*WHAT TO PRODUCE*
Here the requirement is to repeat every record exactly, in full.

* * *

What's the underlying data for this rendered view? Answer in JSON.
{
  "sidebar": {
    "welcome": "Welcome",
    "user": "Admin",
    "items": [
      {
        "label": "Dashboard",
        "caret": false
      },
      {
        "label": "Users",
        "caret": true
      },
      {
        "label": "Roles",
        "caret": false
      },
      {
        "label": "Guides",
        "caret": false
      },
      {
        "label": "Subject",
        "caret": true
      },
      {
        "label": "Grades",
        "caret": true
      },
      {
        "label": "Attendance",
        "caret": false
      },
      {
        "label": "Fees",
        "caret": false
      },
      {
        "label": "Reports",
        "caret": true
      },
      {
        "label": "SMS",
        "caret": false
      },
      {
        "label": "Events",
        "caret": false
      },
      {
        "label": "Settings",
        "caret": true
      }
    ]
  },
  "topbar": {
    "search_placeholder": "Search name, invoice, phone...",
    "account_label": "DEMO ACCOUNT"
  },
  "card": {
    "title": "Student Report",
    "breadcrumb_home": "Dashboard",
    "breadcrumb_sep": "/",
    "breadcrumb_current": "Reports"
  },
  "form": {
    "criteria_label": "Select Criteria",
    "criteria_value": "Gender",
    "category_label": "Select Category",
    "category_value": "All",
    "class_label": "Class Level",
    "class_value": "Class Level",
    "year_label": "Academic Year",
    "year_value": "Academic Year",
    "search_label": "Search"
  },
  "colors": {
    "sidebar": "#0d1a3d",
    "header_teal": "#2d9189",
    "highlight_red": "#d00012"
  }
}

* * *

*ANSWER SECTION*
What's the underlying data for this rendered view? Answer in JSON.
{
  "sidebar": {
    "welcome": "Welcome",
    "user": "Admin",
    "items": [
      {
        "label": "Dashboard",
        "caret": false
      },
      {
        "label": "Users",
        "caret": true
      },
      {
        "label": "Roles",
        "caret": false
      },
      {
        "label": "Guides",
        "caret": false
      },
      {
        "label": "Subject",
        "caret": true
      },
      {
        "label": "Grades",
        "caret": true
      },
      {
        "label": "Attendance",
        "caret": false
      },
      {
        "label": "Fees",
        "caret": false
      },
      {
        "label": "Reports",
        "caret": true
      },
      {
        "label": "SMS",
        "caret": false
      },
      {
        "label": "Events",
        "caret": false
      },
      {
        "label": "Settings",
        "caret": true
      }
    ]
  },
  "topbar": {
    "search_placeholder": "Search name, invoice, phone...",
    "account_label": "DEMO ACCOUNT"
  },
  "card": {
    "title": "Student Report",
    "breadcrumb_home": "Dashboard",
    "breadcrumb_sep": "/",
    "breadcrumb_current": "Reports"
  },
  "form": {
    "criteria_label": "Select Criteria",
    "criteria_value": "Gender",
    "category_label": "Select Category",
    "category_value": "All",
    "class_label": "Class Level",
    "class_value": "Class Level",
    "year_label": "Academic Year",
    "year_value": "Academic Year",
    "search_label": "Search"
  },
  "colors": {
    "sidebar": "#0d1a3d",
    "header_teal": "#2d9189",
    "highlight_red": "#d00012"
  }
}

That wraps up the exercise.